*** ENTRIES PROVIDED Section Begins ***
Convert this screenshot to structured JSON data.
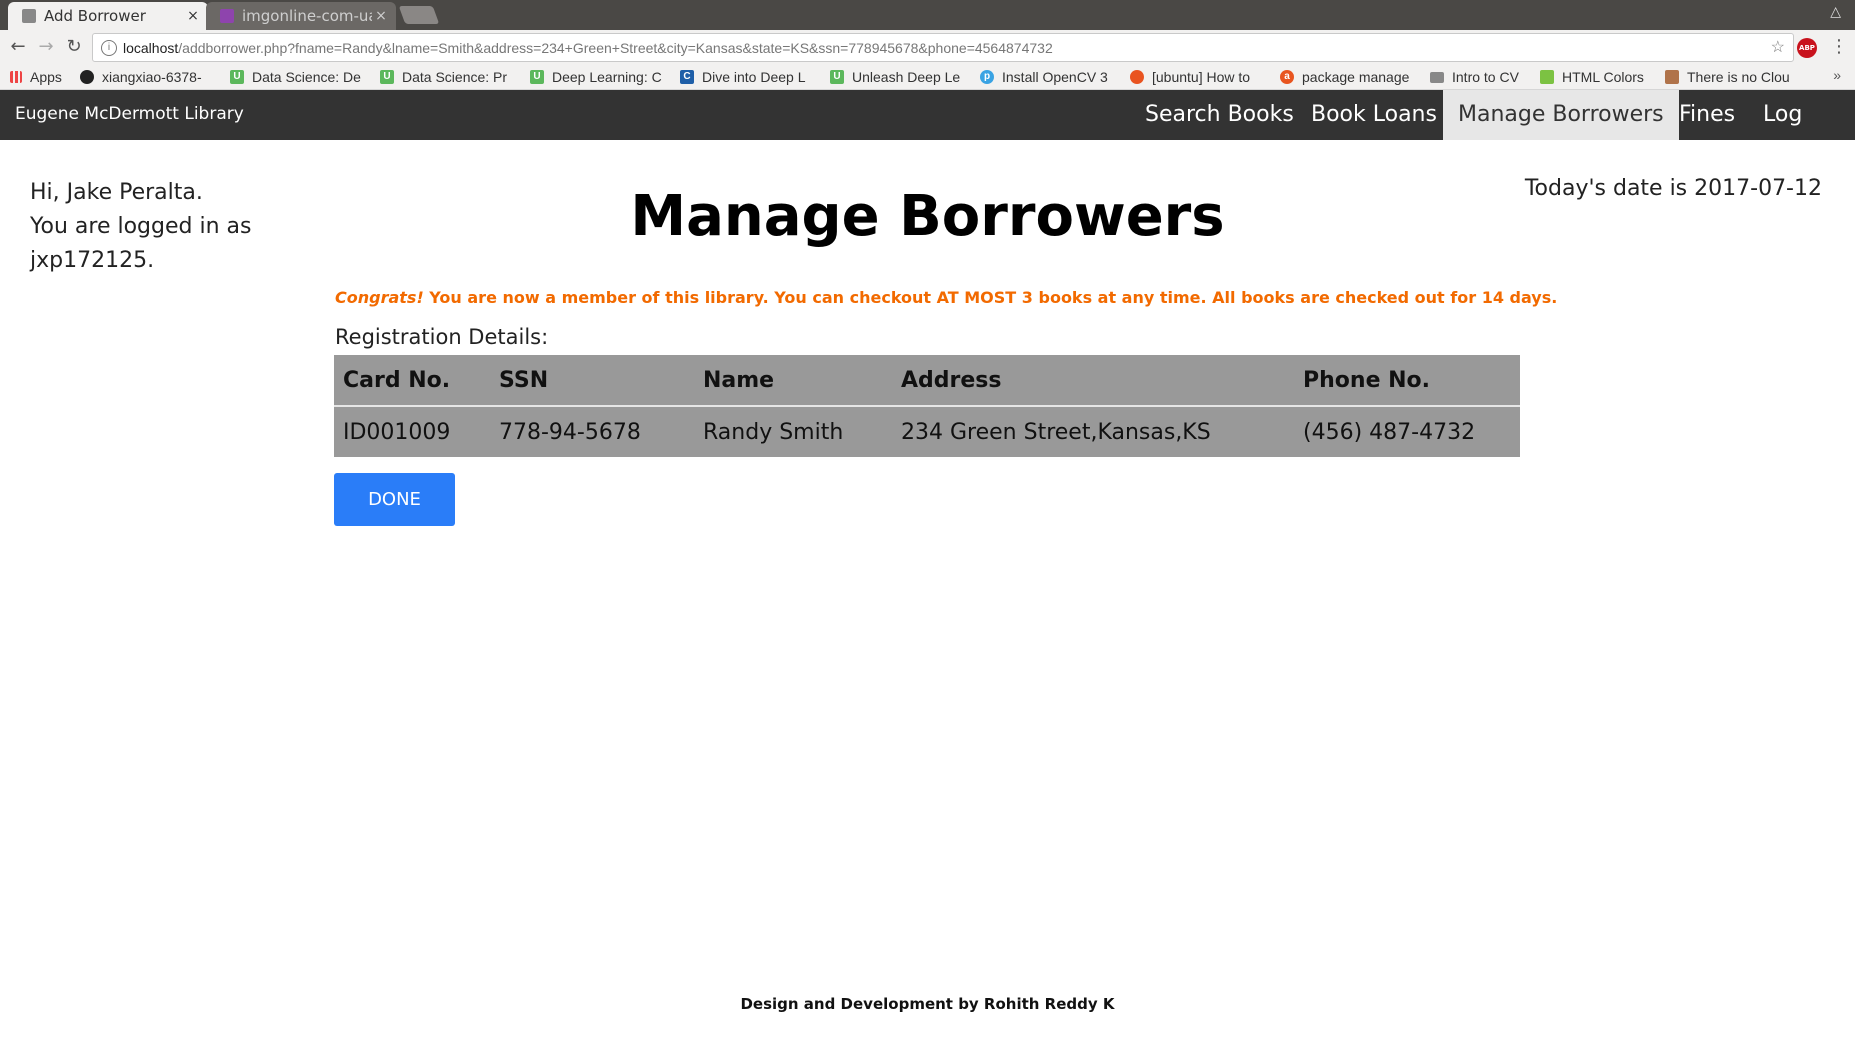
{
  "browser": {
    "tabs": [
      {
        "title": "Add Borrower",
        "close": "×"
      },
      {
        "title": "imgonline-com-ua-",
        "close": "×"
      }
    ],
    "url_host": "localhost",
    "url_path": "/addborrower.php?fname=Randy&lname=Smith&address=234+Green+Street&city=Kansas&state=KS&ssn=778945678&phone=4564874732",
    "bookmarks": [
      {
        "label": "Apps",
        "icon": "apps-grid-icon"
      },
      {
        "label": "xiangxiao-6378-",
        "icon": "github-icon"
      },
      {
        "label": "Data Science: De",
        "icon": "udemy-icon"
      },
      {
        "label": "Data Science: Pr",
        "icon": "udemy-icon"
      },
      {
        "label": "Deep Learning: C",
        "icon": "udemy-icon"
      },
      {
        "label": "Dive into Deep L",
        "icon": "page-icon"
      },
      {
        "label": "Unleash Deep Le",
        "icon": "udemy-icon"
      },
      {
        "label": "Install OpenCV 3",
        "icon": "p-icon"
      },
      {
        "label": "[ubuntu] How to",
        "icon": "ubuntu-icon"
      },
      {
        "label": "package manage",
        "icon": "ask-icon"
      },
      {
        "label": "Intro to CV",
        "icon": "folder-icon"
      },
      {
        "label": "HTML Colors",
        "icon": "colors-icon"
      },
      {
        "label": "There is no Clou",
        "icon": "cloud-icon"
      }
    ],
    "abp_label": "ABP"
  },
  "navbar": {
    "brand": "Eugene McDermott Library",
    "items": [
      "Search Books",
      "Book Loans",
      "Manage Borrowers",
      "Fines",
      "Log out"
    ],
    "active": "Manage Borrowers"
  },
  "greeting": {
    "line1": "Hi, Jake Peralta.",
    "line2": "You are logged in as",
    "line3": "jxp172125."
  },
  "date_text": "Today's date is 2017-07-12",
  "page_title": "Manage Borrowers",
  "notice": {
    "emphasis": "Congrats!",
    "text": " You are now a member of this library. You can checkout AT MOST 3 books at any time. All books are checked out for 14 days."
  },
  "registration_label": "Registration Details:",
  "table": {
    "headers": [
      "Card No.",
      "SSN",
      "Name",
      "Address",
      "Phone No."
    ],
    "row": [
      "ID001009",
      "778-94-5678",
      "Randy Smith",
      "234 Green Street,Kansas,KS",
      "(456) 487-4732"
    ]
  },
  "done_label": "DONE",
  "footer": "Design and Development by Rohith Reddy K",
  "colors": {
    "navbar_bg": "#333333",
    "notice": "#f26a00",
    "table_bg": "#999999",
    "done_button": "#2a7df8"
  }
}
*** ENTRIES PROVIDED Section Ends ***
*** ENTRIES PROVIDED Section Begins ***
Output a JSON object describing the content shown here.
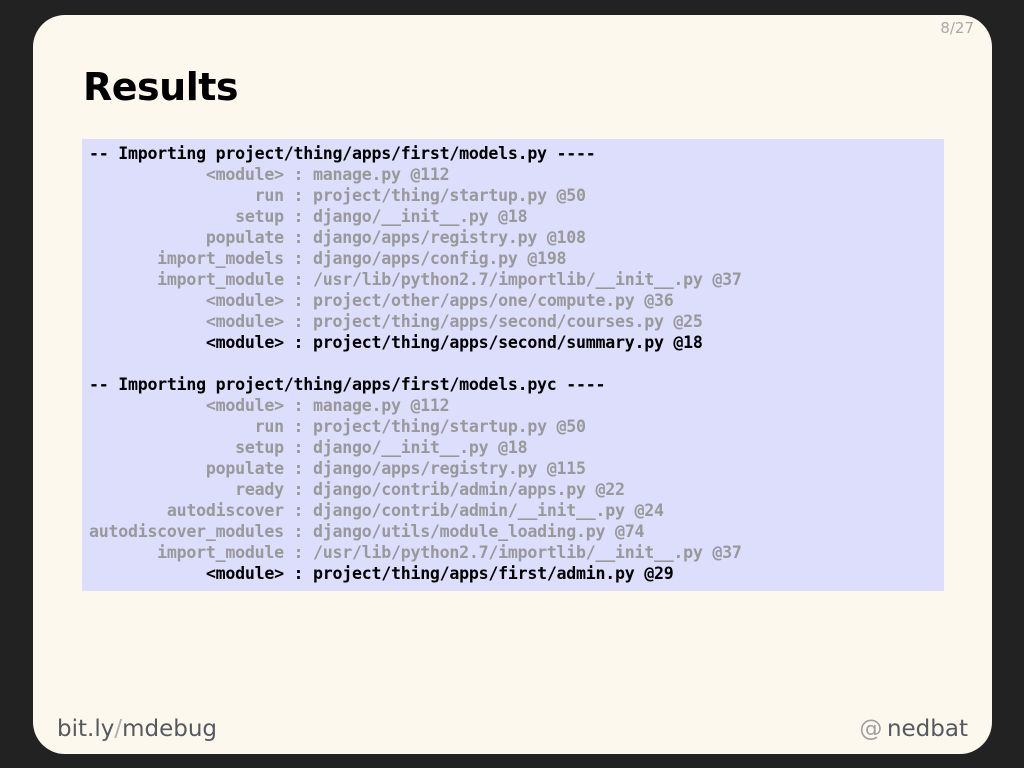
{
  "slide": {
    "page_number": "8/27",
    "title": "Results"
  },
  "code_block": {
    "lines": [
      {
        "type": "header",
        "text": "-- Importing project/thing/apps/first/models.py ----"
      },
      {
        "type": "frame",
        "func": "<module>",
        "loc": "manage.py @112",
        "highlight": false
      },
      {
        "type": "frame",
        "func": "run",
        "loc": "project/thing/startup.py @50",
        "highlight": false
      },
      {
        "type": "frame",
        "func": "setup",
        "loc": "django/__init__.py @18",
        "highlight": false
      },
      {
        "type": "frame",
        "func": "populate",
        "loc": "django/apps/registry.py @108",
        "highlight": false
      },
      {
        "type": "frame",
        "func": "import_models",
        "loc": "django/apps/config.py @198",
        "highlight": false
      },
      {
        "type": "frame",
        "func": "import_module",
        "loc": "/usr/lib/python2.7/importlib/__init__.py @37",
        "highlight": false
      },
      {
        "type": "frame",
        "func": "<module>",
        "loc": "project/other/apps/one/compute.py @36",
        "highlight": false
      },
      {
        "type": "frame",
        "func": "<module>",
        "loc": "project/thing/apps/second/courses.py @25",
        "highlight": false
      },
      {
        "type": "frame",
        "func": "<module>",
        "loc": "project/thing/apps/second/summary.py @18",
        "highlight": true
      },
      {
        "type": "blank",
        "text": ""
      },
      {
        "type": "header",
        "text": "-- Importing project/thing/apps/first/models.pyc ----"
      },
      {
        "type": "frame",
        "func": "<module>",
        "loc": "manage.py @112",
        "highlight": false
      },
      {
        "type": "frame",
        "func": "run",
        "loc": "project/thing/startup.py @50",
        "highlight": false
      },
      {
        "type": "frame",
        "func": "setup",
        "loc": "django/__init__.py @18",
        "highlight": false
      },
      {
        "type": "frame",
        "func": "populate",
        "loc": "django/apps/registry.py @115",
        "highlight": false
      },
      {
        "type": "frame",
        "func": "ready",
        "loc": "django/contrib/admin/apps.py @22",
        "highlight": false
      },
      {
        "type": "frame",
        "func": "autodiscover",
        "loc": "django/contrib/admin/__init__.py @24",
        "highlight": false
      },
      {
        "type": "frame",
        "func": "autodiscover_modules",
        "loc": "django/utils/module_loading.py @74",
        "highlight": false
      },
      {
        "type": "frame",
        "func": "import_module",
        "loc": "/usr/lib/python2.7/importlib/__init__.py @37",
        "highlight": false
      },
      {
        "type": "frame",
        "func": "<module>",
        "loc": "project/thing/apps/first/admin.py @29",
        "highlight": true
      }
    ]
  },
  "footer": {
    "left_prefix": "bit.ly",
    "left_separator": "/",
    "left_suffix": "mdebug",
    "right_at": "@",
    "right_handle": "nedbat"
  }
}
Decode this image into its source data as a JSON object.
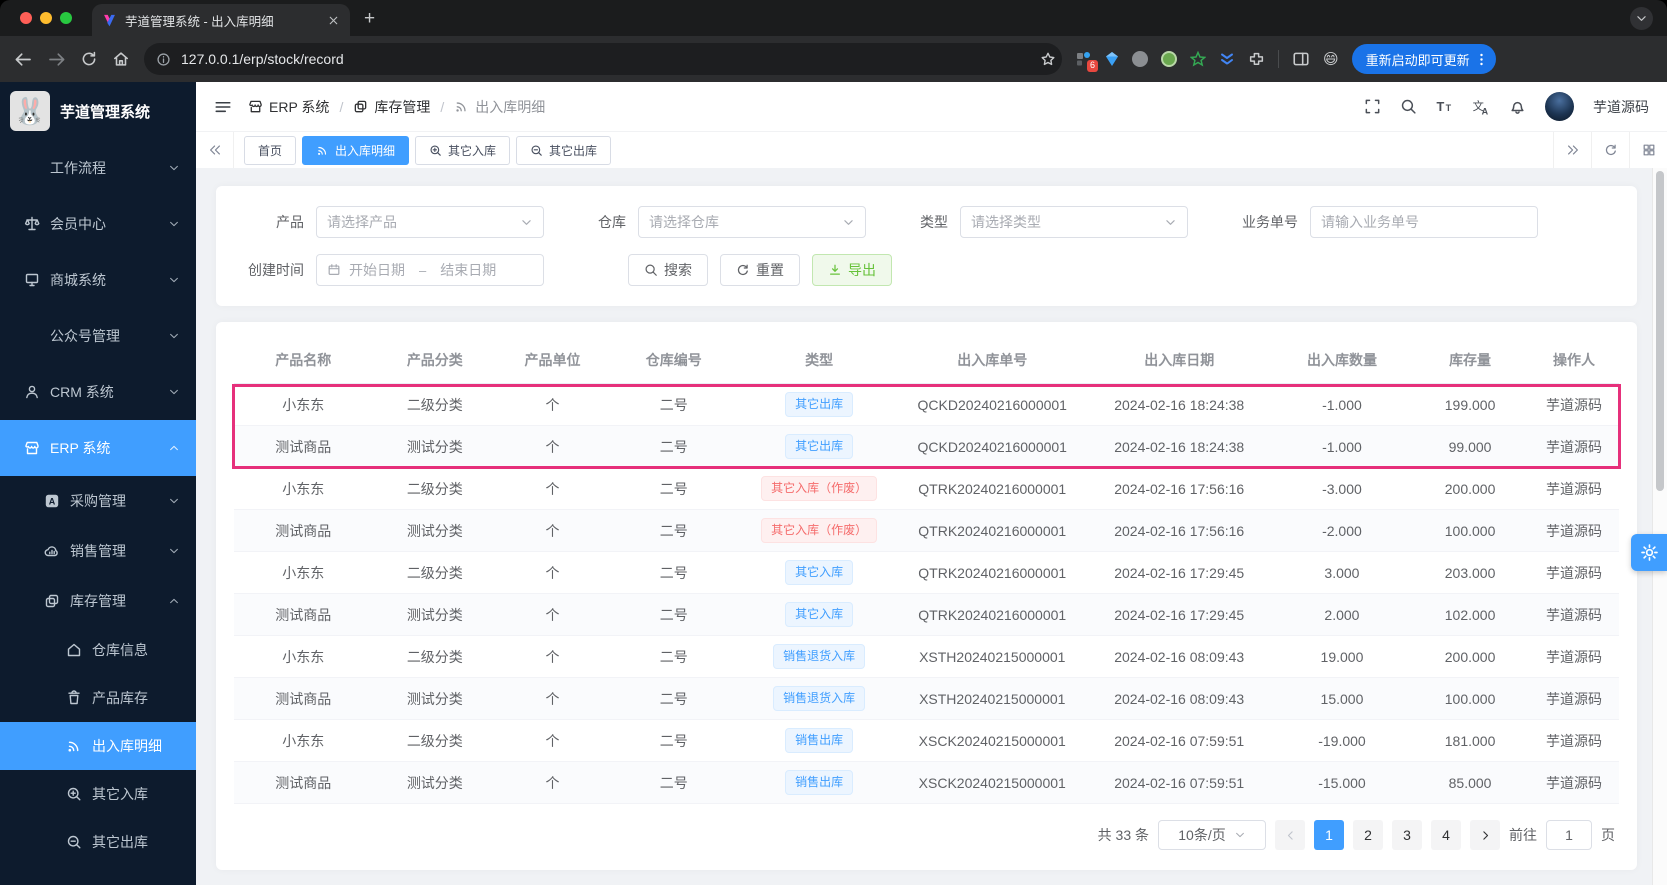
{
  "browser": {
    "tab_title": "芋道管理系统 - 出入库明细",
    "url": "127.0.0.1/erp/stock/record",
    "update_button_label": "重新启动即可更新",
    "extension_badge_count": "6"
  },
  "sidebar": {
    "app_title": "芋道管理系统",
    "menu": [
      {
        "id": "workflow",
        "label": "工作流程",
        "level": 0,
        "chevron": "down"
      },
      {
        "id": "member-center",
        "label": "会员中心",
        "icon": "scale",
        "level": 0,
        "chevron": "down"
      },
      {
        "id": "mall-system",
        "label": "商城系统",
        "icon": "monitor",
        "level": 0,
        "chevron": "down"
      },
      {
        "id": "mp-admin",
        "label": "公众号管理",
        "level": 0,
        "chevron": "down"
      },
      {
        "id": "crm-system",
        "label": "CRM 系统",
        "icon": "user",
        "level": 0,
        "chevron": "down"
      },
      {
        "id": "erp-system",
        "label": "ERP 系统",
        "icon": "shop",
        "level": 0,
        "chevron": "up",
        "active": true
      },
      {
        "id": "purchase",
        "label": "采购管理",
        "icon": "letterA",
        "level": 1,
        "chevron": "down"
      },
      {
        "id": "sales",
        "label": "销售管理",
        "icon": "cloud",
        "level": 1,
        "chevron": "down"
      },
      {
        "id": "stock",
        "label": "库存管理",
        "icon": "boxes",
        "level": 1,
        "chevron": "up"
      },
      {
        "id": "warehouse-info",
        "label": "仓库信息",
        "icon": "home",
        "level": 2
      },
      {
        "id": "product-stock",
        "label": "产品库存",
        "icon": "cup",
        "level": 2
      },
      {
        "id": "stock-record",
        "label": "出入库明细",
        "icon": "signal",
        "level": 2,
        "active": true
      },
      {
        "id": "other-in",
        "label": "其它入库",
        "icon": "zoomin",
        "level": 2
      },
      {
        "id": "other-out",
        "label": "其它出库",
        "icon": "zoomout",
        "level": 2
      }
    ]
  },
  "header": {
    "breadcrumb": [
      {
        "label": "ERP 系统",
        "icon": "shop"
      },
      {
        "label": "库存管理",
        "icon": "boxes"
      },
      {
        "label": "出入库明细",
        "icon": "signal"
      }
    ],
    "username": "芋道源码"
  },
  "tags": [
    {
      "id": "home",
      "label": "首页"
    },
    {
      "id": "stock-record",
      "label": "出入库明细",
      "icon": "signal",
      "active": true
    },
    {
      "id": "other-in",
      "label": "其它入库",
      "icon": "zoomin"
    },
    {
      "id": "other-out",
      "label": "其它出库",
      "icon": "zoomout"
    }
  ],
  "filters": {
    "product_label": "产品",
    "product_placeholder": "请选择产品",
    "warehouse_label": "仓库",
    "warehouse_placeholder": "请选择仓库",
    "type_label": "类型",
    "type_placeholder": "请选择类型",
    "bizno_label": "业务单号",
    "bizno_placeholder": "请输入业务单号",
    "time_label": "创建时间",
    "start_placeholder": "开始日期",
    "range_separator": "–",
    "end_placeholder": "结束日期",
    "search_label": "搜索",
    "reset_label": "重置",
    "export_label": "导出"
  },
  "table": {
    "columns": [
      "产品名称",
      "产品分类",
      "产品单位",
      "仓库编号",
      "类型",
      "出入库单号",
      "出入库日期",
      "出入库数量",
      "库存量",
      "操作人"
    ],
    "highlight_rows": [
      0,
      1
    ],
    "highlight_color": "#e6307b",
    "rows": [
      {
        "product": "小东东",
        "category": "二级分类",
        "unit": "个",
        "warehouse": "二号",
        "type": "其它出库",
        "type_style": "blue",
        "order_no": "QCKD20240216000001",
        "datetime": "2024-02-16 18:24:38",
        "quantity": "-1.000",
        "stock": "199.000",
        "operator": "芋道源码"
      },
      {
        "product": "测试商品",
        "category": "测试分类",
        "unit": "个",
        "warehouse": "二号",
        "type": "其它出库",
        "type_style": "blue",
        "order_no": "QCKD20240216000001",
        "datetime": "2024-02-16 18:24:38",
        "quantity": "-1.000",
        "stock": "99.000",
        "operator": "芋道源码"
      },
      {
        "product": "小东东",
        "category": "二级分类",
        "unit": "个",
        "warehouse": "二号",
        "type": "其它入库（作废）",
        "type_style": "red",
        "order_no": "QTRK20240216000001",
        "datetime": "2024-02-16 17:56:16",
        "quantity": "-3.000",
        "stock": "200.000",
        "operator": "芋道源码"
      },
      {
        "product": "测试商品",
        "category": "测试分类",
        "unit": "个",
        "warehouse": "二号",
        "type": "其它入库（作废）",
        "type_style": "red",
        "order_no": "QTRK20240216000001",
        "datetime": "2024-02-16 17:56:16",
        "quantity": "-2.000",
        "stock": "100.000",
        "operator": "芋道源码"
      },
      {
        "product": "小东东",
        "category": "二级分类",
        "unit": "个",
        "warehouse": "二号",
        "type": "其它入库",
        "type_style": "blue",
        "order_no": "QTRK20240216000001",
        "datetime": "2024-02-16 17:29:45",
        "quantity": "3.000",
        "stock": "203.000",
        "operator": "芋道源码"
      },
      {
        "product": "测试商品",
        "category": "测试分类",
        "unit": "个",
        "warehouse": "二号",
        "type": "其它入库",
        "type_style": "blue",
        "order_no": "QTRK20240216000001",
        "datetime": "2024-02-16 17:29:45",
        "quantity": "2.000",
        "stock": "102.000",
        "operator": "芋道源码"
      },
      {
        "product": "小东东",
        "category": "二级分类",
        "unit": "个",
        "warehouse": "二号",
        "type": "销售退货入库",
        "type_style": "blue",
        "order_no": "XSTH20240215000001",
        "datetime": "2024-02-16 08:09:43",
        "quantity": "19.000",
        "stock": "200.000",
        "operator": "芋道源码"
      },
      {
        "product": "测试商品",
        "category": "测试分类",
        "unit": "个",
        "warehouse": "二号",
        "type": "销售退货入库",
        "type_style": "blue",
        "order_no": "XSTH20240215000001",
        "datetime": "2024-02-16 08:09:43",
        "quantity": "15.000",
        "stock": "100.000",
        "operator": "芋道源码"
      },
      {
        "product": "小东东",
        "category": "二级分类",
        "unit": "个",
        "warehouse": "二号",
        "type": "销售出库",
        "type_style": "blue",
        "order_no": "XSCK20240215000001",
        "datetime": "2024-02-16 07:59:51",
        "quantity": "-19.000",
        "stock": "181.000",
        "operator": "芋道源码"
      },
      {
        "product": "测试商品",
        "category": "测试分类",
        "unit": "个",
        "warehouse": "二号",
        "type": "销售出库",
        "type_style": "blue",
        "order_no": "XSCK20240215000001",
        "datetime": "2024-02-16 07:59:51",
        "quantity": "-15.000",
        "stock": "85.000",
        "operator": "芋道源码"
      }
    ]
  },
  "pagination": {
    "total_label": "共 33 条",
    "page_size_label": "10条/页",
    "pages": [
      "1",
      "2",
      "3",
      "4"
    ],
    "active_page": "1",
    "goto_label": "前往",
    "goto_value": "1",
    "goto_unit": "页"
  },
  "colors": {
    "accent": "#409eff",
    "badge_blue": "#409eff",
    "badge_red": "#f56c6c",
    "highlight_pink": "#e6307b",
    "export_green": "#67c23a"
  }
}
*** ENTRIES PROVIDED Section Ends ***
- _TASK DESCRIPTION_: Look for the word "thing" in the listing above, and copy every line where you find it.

- _WORKED SOLUTION_:
        "text": "-- Importing project/thing/apps/first/models.py ----"
        "loc": "project/thing/startup.py @50",
        "loc": "project/thing/apps/second/courses.py @25",
        "loc": "project/thing/apps/second/summary.py @18",
        "text": "-- Importing project/thing/apps/first/models.pyc ----"
        "loc": "project/thing/startup.py @50",
        "loc": "project/thing/apps/first/admin.py @29",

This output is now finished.